    58.Rao B R, Kumar D V, Amrutha R N, Jalaja N, Vaidyanath K. (2008) Effect of growth regulators, carbon source and cell aggregate size on berberine production from cell cultures of Tinospora cordifolia Miers. Curr Trends Biotechnol Pharm. 2, 269-276.
    59.Srinivasan G V, Unnikrishnan K P, Shree A B, Balachandran I. (2008) HPLC estimation of berberine in Tinospora cordifolia and Tinospora sinensis. , Indian J Pharm Sci 70, 96-99.
    60.Ahmad W, Jantan I, SNA Bukhari. (2016) Tinospora crispa (L.) Hook. f. & Thomson: a review of its ethnobotanical, phytochemical, and pharmacological aspects. , Front Pharmacol 7, 59.
    61.TPT Cushnie, Cushnie B, Lamb A J. (2014) Alkaloids: an overview of their antibacterial, antibiotic-enhancing and antivirulence activities. , Int J Antimicrob Agents 44, 377-386.
    62.Li C, Wang M H. (2014) Potential Biological Activities of Magnoflorine: A compound from Aristolochia debilis Sieb. Et Zucc. , Korean J Plant Res 27, 223-228.
    63.Hung T M, Lee J P, Min B S, Choi J S, Na M. (2007) Magnoflorine from Coptidis rhizoma protects high density lipoprotein during oxidant stress. , Biol Pharm Bull 30, 1157-1160.

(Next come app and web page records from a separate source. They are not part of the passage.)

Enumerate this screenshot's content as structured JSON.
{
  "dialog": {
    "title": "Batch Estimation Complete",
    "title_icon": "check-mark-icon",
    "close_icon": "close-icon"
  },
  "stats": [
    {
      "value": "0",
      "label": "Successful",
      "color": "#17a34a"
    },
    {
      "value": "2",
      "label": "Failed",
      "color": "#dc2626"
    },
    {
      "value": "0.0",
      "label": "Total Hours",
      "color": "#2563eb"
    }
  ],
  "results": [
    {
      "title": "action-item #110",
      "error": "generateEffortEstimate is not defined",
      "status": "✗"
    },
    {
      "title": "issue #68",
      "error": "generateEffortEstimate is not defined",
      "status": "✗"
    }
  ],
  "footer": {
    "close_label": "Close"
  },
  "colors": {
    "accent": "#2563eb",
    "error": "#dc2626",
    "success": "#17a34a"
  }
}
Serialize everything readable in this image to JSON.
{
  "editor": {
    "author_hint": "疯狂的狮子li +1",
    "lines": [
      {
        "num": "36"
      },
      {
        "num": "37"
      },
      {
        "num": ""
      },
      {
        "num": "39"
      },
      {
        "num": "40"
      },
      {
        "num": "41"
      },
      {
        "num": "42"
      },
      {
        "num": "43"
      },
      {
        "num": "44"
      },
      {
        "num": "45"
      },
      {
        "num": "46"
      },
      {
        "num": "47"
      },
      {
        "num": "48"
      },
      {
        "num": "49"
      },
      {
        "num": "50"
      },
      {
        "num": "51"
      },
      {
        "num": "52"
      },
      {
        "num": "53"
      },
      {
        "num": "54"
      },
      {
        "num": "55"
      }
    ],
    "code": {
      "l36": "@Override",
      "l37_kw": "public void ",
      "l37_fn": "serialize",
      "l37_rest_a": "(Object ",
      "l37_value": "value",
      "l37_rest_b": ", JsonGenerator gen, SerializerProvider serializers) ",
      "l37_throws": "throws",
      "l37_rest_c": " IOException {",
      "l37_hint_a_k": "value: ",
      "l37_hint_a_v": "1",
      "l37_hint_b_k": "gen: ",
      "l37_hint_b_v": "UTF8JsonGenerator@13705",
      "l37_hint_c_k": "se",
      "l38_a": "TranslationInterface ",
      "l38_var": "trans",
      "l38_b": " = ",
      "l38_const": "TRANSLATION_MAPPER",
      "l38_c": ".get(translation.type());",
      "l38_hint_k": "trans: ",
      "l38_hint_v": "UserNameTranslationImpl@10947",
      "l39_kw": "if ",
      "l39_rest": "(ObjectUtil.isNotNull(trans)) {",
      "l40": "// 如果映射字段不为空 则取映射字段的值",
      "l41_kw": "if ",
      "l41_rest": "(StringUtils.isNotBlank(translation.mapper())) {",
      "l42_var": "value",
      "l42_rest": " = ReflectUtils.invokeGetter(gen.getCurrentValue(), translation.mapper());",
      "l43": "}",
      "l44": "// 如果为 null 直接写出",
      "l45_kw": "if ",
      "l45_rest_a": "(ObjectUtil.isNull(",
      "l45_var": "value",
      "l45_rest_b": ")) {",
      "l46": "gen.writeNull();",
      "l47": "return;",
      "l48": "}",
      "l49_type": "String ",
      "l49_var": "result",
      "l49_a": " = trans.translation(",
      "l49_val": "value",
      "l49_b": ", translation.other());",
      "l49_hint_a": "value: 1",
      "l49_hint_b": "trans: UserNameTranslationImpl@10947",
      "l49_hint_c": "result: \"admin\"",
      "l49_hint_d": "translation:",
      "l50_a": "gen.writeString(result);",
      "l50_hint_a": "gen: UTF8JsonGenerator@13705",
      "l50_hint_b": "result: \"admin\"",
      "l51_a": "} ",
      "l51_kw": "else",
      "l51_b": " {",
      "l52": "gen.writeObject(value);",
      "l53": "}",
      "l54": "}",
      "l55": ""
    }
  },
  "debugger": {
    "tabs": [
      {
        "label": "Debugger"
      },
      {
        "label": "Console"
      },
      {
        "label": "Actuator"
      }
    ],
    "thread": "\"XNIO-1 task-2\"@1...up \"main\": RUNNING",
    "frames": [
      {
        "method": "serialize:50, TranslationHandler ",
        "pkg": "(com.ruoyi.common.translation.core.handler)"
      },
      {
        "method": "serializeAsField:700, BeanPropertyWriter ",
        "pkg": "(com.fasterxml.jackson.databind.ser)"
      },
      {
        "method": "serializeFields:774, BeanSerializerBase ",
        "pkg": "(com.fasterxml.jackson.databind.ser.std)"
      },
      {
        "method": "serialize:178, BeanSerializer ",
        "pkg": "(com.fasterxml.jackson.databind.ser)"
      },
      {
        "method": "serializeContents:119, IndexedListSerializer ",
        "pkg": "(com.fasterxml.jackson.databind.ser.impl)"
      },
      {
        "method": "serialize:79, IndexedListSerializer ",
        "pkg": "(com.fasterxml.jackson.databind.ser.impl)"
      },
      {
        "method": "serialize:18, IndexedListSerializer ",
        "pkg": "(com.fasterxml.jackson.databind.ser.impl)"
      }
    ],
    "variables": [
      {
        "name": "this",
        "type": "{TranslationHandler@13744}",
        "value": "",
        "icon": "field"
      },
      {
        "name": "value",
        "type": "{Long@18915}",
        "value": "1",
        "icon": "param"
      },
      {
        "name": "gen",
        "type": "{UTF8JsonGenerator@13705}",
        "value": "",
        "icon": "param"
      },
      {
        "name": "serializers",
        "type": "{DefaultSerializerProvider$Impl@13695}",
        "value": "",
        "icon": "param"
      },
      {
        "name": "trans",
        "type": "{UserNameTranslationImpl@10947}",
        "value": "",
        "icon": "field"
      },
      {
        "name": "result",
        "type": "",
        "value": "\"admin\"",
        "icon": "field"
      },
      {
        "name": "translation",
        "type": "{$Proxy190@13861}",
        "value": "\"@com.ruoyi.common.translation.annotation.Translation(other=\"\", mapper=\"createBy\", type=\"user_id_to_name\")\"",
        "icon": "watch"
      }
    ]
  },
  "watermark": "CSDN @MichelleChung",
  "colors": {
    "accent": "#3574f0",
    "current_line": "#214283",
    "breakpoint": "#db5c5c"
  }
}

    64.Patel M B, Mishra S M. (2012) Magnoflorine from Tinospora cordifolia stem inhibits α-glucosidase and is antiglycemic in rats. , J Funct Foods 4, 79-86.
    65.Sharma A K, Kumar S, Pandey A K. (2014) Ferric reducing, anti-radical and cytotoxic activities of Tinospora cordifolia stem extracts. , Biochem Anal Biochem 3, 153-158.
    66.Stévigny C, Bailly C, Leclercq J Q. (2005) Cytotoxic and antitumoor potentialities of aporphinoid alkaloids. , Curr Med Chem Anticancer Agents 5, 173-182.
    67.Mahesh B, Sathish S. (2008) Antimicrobial activity of some important medicinal plants against plant and human pathogens. , World J Agric Sci 4, 839-843.
    68.Bonvicini F, Mandrone M, Antognoni F, Poli F, Gentilomi G A. (2010) Ethanolic extracts of Tinospora cordifolia and Alstonia scholaris show antimicrobial activity towards clinical isolates of methicillin resistant and carbapenemase-producing bacteria. , Nat Prod Res 28, 1438-1445.
    69.Veeramuthu D, Savarimuthu I, Kedike B. (2012) Antimicrobial activity of Tinospora cordifolia: an ethanomedicinal plant. , Asian J Tradit Med 7, 59-65.
    70.Kumar D V, Geethanjali B, Avinash K O, Kumar J R, Chandrashekrappa G K. (2017) Tinospora cordifolia: The antimicrobial property of the leaves of Amruthaballi. , J Bacteriol Mycol 5, 147-156.
    71.Mushtaq S, Aga M A, Qazi P H, Ali M N, Shah A M. (2016) Isolation, characterization and HPLC quantification of compounds from Aquilegia fragrans Benth: Their in vitro antibacterial activities against bovine mastitis pathogens. , J Ethnopharmacol 178, 9-12.